| Work request |
Only lines containing the string "java" belong in the answer; find them in the records and copy them.

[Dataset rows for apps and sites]
%%

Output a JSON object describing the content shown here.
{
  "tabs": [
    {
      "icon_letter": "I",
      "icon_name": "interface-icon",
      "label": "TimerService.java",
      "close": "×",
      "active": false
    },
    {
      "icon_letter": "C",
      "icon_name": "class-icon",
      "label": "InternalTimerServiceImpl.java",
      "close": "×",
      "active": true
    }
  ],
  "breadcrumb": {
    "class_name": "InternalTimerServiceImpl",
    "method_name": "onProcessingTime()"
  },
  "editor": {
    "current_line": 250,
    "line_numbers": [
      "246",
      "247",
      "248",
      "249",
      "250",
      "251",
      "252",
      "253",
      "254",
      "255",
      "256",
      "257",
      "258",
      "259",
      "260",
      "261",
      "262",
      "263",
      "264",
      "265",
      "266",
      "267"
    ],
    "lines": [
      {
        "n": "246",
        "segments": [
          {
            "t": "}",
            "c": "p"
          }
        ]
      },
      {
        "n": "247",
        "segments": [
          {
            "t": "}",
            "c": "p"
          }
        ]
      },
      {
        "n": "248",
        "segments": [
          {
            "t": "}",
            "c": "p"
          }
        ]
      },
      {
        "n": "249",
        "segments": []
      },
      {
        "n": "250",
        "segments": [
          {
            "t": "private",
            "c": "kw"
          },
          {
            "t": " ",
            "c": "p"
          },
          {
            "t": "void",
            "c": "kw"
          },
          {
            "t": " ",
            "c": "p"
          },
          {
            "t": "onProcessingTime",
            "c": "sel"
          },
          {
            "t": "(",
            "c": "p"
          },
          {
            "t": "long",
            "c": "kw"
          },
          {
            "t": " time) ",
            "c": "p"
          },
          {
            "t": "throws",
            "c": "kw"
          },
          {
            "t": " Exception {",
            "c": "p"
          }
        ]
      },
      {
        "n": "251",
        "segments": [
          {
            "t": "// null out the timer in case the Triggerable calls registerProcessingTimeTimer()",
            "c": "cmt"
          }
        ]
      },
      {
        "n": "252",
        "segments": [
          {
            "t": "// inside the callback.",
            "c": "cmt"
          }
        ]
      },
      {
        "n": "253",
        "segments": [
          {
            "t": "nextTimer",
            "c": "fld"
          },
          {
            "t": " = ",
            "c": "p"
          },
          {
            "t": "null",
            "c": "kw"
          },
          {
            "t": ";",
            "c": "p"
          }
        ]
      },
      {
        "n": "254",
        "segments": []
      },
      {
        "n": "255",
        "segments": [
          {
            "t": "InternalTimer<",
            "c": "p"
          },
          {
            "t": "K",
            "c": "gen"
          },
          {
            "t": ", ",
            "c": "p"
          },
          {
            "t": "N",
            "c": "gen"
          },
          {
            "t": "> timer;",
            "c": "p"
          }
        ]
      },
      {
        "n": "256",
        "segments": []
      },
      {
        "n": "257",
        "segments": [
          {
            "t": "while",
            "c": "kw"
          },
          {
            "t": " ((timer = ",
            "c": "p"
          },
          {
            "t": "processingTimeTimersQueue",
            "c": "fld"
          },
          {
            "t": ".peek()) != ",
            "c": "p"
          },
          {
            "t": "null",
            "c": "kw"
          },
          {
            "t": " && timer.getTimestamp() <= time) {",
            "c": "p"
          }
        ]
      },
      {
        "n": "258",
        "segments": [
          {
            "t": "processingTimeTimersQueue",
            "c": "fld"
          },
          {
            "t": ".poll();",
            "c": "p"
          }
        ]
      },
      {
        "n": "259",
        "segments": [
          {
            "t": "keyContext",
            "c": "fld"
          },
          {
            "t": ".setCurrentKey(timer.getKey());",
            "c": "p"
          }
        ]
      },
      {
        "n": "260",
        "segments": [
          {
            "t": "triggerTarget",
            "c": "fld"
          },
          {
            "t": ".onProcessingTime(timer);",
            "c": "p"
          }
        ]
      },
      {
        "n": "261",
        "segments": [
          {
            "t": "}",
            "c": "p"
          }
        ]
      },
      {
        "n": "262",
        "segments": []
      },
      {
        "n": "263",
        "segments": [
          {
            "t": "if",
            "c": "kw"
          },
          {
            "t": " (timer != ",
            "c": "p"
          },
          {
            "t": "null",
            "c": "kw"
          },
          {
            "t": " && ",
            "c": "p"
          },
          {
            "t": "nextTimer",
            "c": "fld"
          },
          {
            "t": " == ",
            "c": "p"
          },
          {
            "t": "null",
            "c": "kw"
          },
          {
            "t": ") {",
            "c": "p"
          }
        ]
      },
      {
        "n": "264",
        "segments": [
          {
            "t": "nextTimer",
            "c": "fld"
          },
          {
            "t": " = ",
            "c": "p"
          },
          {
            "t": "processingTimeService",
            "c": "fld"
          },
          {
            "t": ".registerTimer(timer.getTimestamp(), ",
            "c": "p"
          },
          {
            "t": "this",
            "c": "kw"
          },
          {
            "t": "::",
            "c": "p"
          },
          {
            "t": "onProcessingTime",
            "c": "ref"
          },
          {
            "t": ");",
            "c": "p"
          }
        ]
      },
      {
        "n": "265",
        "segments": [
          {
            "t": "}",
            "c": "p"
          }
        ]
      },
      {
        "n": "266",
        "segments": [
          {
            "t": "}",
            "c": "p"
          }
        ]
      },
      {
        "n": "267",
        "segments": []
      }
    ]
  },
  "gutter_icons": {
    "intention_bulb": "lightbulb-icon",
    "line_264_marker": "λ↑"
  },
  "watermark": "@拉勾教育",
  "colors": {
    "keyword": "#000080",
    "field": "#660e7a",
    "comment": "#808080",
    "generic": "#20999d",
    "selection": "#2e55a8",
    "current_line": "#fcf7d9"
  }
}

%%

| Final answer |
      "label": "TimerService.java",
      "label": "InternalTimerServiceImpl.java",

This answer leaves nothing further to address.